Enterprise Website Security: Everything You Need to Know

by Antti Hietala, Product Manager at Magnolia
3D magnifying glass illustration
Aug 29, 2019 | 5 min

The 7 Major Cyber-security Threats Facing Enterprises

Cyber attacks have evolved in parallel with technological innovation. Here, we’ll list the top seven most significant threats that currently affect enterprises today.

1. Distributed Denial of Service (DDoS)

A distributed denial-of-service (DDoS) attack disrupts regular web traffic by flooding the server or network with requests in an attempt to overwhelm the system and shut out its intended users. The party carrying out the attack typically sets up a network of automated systems, also called a botnet, by infecting a group of computers with malware. These malicious botnets can consist of nearly any internet-capable device, including Internet of Things (IoT) devices, as long as they can send repeated requests to a specific target.

2. Injection Attacks

Injection attacks occur when a web application receives input from a user that causes the application to return sensitive data. These attacks can happen when a hacker enters information into an online form without the form validating the format of the input. For instance, a hacker can carry out SQL injection by entering his or her malicious SQL query into an unsecured web form. When the server receives the form data, if it executes the input against the database without validation, it can return the results of the malicious query to the attacker’s browser, or in some extreme cases even delete or update the database.

3. Internal Breaches

In some cases, the hacking threats don’t come from outside actors, but from within the enterprise. Many incidents stem from employee actions, or closely related parties like customers, vendors, and suppliers. Another aspect of this is social engineering, where criminals manipulate employees into giving them vital information like passwords willingly. The most common form of social engineering is phishing - using emails or web forms to solicit personal information by posing as a trusted third-party. Whether these incidents are the result of accidental oversight or deliberate sabotage, IT professionals have seen that they need to take stronger measures to mitigate internal security breaches.

4. Malware

The term malware (short for malicious software) covers a wide range of tools used in cyber attacks.
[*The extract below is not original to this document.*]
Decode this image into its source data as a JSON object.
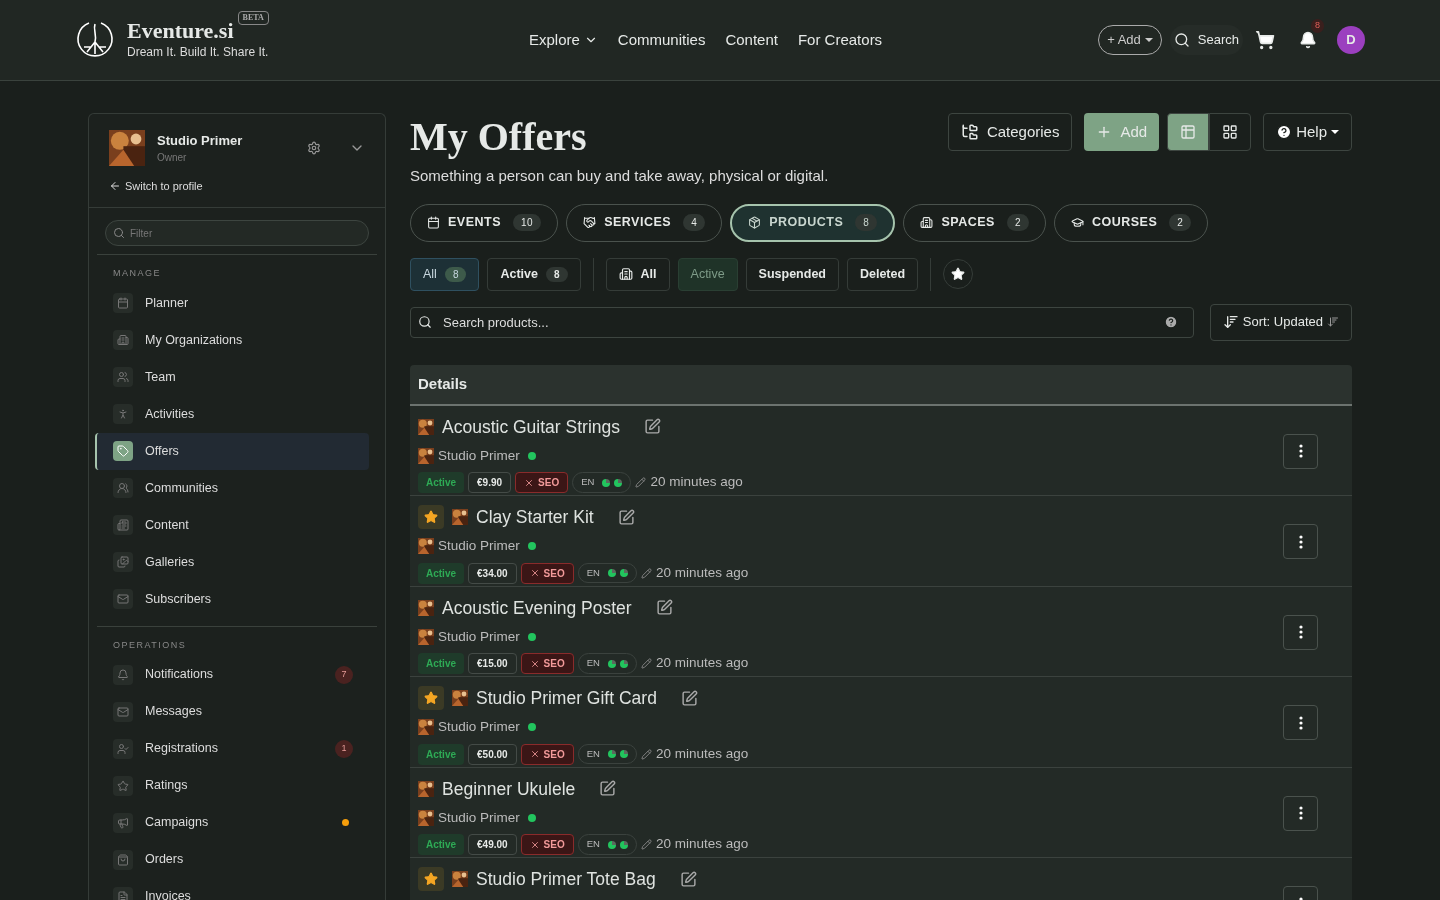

These tools include viruses that can replicate in an out-of-control fashion and cripple a system, spyware that tracks and records keystroke entries, and ransomware that can shut down a system and demand that the user pay to remove the offending software. Most of the time, these are accidentally downloaded by employees because they’re embedded in files that appear legitimate. You’ll want to ensure your organization uses reliable antivirus software and keeps systems updated with the latest security patches.
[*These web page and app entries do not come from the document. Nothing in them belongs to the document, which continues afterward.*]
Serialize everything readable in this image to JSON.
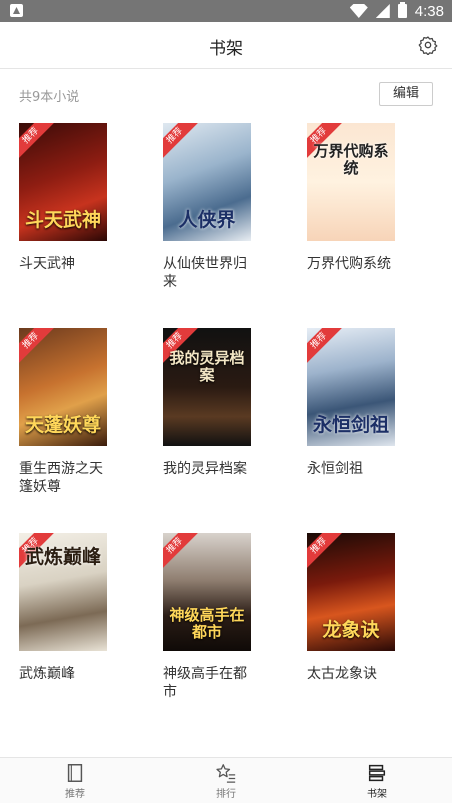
{
  "status_bar": {
    "time": "4:38"
  },
  "header": {
    "title": "书架"
  },
  "shelf": {
    "count_label": "共9本小说",
    "edit_label": "编辑"
  },
  "books": [
    {
      "title": "斗天武神",
      "cover_text": "斗天武神",
      "badge": "推荐"
    },
    {
      "title": "从仙侠世界归来",
      "cover_text": "人侠界",
      "badge": "推荐"
    },
    {
      "title": "万界代购系统",
      "cover_text": "万界代购系统",
      "badge": "推荐"
    },
    {
      "title": "重生西游之天篷妖尊",
      "cover_text": "天蓬妖尊",
      "badge": "推荐"
    },
    {
      "title": "我的灵异档案",
      "cover_text": "我的灵异档案",
      "badge": "推荐"
    },
    {
      "title": "永恒剑祖",
      "cover_text": "永恒剑祖",
      "badge": "推荐"
    },
    {
      "title": "武炼巅峰",
      "cover_text": "武炼巅峰",
      "badge": "推荐"
    },
    {
      "title": "神级高手在都市",
      "cover_text": "神级高手在都市",
      "badge": "推荐"
    },
    {
      "title": "太古龙象诀",
      "cover_text": "龙象诀",
      "badge": "推荐"
    }
  ],
  "bottom_nav": [
    {
      "label": "推荐",
      "icon": "book-icon"
    },
    {
      "label": "排行",
      "icon": "star-list-icon"
    },
    {
      "label": "书架",
      "icon": "shelf-icon",
      "active": true
    }
  ]
}
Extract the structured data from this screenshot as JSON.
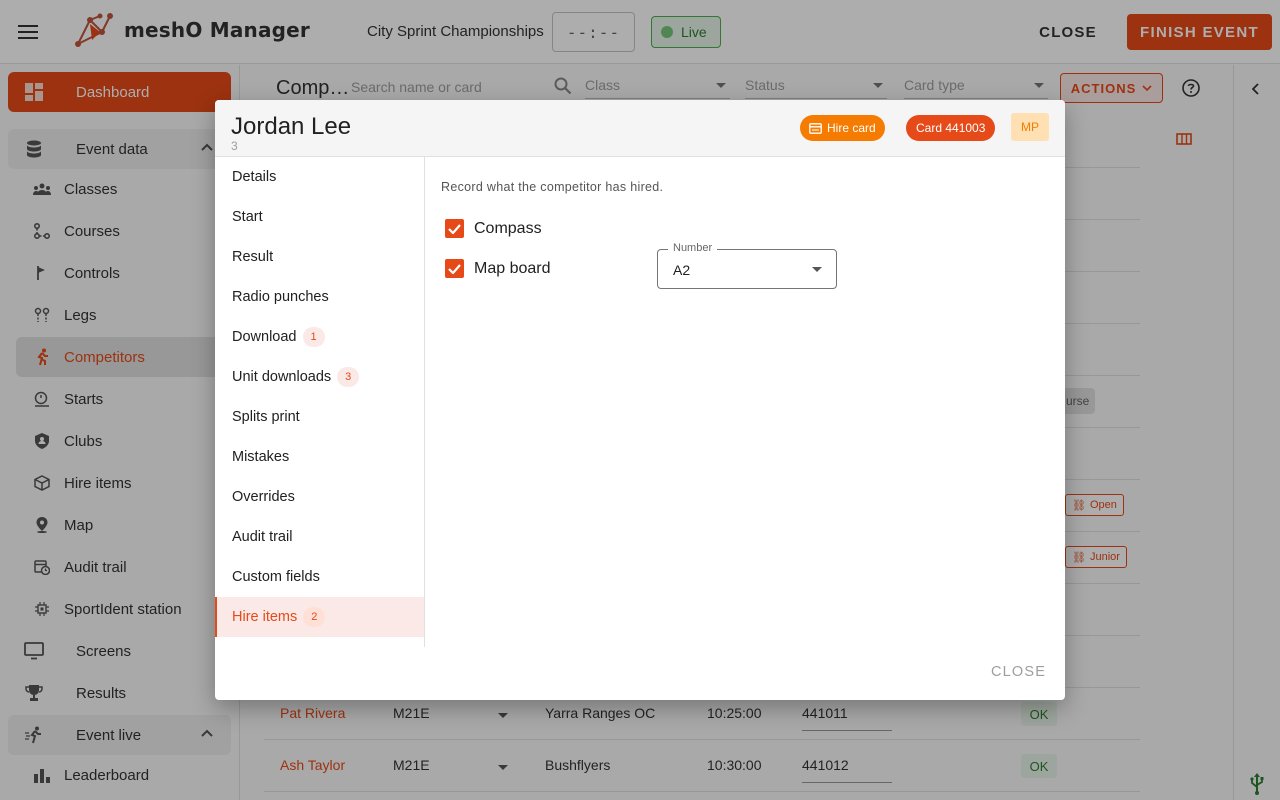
{
  "app": {
    "name": "meshO Manager",
    "event_name": "City Sprint Championships",
    "clock": "--:--",
    "live_label": "Live",
    "close_label": "CLOSE",
    "finish_label": "FINISH EVENT"
  },
  "sidebar": {
    "dashboard": "Dashboard",
    "event_data": "Event data",
    "items": [
      "Classes",
      "Courses",
      "Controls",
      "Legs",
      "Competitors",
      "Starts",
      "Clubs",
      "Hire items",
      "Map",
      "Audit trail",
      "SportIdent station"
    ],
    "active": "Competitors",
    "screens": "Screens",
    "results": "Results",
    "event_live": "Event live",
    "leaderboard": "Leaderboard"
  },
  "background": {
    "title": "Comp…",
    "search_placeholder": "Search name or card",
    "filters": [
      "Class",
      "Status",
      "Card type"
    ],
    "actions_label": "ACTIONS",
    "chips": {
      "course_partial": "urse",
      "open": "Open",
      "junior": "Junior"
    },
    "rows": [
      {
        "name": "Pat Rivera",
        "class": "M21E",
        "club": "Yarra Ranges OC",
        "start": "10:25:00",
        "card": "441011",
        "status": "OK"
      },
      {
        "name": "Ash Taylor",
        "class": "M21E",
        "club": "Bushflyers",
        "start": "10:30:00",
        "card": "441012",
        "status": "OK"
      }
    ]
  },
  "modal": {
    "title": "Jordan Lee",
    "subtitle": "3",
    "chips": {
      "hire_card": "Hire card",
      "card": "Card 441003",
      "mp": "MP"
    },
    "nav": [
      {
        "label": "Details"
      },
      {
        "label": "Start"
      },
      {
        "label": "Result"
      },
      {
        "label": "Radio punches"
      },
      {
        "label": "Download",
        "count": "1"
      },
      {
        "label": "Unit downloads",
        "count": "3"
      },
      {
        "label": "Splits print"
      },
      {
        "label": "Mistakes"
      },
      {
        "label": "Overrides"
      },
      {
        "label": "Audit trail"
      },
      {
        "label": "Custom fields"
      },
      {
        "label": "Hire items",
        "count": "2"
      }
    ],
    "active_nav": "Hire items",
    "description": "Record what the competitor has hired.",
    "hire_items": [
      {
        "label": "Compass",
        "checked": true
      },
      {
        "label": "Map board",
        "checked": true
      }
    ],
    "number_field": {
      "label": "Number",
      "value": "A2"
    },
    "close_label": "CLOSE"
  },
  "colors": {
    "accent": "#e64a19",
    "hire_chip": "#f57c00",
    "live": "#4caf50"
  }
}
5. Security Misconfiguration

Even the most sophisticated online security tools won’t deliver the protection they promise if those tools are not configured correctly. Many companies report misconfigurations as the most common type of security vulnerability. These misconfigurations can occur when the system uses the default security settings, rather than using settings that offer better protection. For example, you should edit error messages so that they don’t reveal potential flaws in a security system.
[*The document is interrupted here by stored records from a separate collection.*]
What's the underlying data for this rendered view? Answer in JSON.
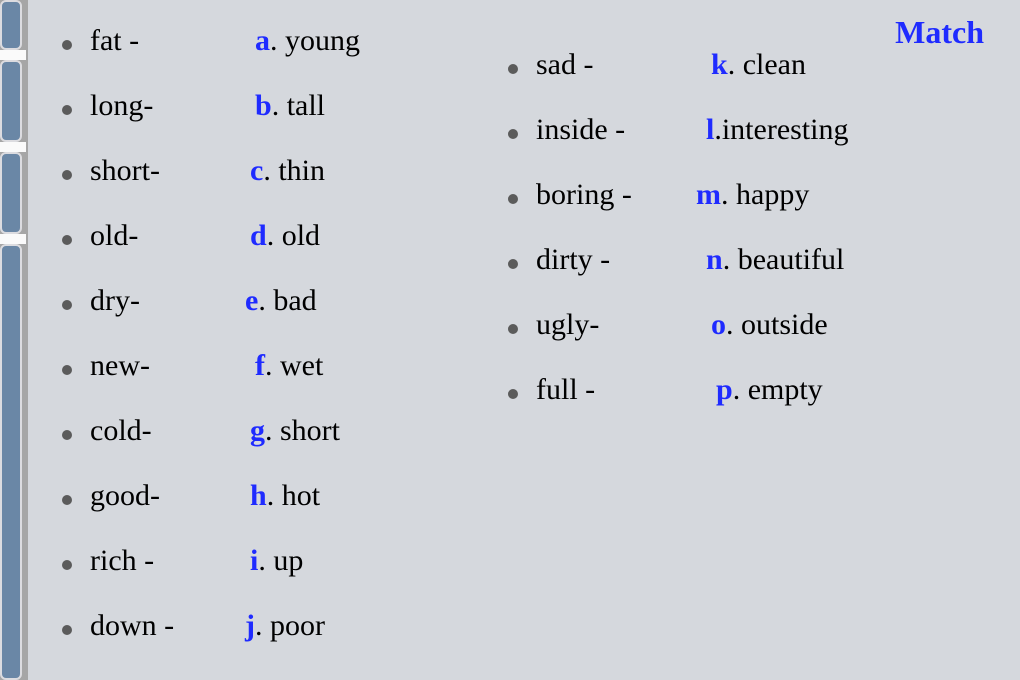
{
  "title": "Match",
  "colors": {
    "accent": "#1f2bff",
    "slide_bg": "#d5d8dd"
  },
  "left": [
    {
      "word": "fat - ",
      "word_w": 165,
      "letter": "a",
      "answer": ". young"
    },
    {
      "word": "long-",
      "word_w": 165,
      "letter": "b",
      "answer": ". tall"
    },
    {
      "word": "short-",
      "word_w": 160,
      "letter": "c",
      "answer": ". thin"
    },
    {
      "word": "old-",
      "word_w": 160,
      "letter": "d",
      "answer": ". old"
    },
    {
      "word": "dry-",
      "word_w": 155,
      "letter": "e",
      "answer": ". bad"
    },
    {
      "word": "new-",
      "word_w": 165,
      "letter": "f",
      "answer": ". wet"
    },
    {
      "word": "cold-",
      "word_w": 160,
      "letter": "g",
      "answer": ". short"
    },
    {
      "word": "good-",
      "word_w": 160,
      "letter": "h",
      "answer": ". hot"
    },
    {
      "word": "rich -",
      "word_w": 160,
      "letter": "i",
      "answer": ". up"
    },
    {
      "word": "down - ",
      "word_w": 155,
      "letter": "j",
      "answer": ". poor"
    }
  ],
  "right": [
    {
      "word": "sad -",
      "word_w": 175,
      "letter": "k",
      "answer": ". clean"
    },
    {
      "word": "inside -",
      "word_w": 170,
      "letter": "l",
      "answer": ".interesting"
    },
    {
      "word": "boring -",
      "word_w": 160,
      "letter": "m",
      "answer": ". happy"
    },
    {
      "word": "dirty -",
      "word_w": 170,
      "letter": "n",
      "answer": ". beautiful"
    },
    {
      "word": "ugly-",
      "word_w": 175,
      "letter": "o",
      "answer": ". outside"
    },
    {
      "word": "full -",
      "word_w": 180,
      "letter": "p",
      "answer": ". empty"
    }
  ]
}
6. Cross-site Scripting (XSS)

Cross-site scripting (XSS) is a type of attack in which hackers inject malicious client-side scripts into legitimate websites so that users will execute the code when the site loads onto their browsers. Unlike many other injection type attacks, XSS doesn’t target the web application, but the user itself. Attacks can steal the victim’s data using keylogging or phishing techniques. The code can also retrieve user’s session cookies, allowing hackers to bypass login and impersonate the victim. While the victims are users, these types of attacks can destroy a company’s reputation in the long run.

7. XML External Entity (XXE)

An XML external entity (XXE) is an attack on web applications that parse XML input. An XXE attack occurs when a weakly configured XML parser receives malicious XML input without proper validation. An XXE attack is similar to SQL injection, in that the attack embeds its own code in the hope that the system will execute it without validating it first. These attacks can be in the form of DDoS attacks or as server-side request forgeries (SSRF), in which the XML parser reveals sensitive data from a secured location.

Keep Your Brand and Customer Secure

The advancements of cyber attacks have produced an alarming number of threats for enterprises across the board. And since having a digital presence across various channels is becoming the norm, it's now more imperative for brands to have a platform in place that not only supports the delivery of their digital customer experience but also protects them from harmful cyber threats that can potentially damage their reputation.

Al Arabiya is the most visited news site in the Middle East. Their site amasses over 70 million page views a month and sees up to 20,000 concurrent visitors at any one time. Their previous platform, however, was susceptible to politically-motivated hacking and DDoS attacks daily.

To resolve this, Al Arabiya partnered with Magnolia to create a custom dashboard that enabled their team of 40 journalists to publish breaking news in under three minutes. Magnolia’s platform, with an array of Java-based security features, also helped Al Arabiya fend off cyber attacks.

To learn more about how Magnolia worked with Al Arabiya on this critical project, download the free case study now.

Antti Hietala

About the Author

Antti is in charge of articulating Magnolia's value propositions to sales, marketing and professional services. In constant contact with users, he feeds the product roadmap with front-line input. Antti's key responsibilities include internal communication, product roadmap and feature specifications. Follow him on Twitter @antarctic74.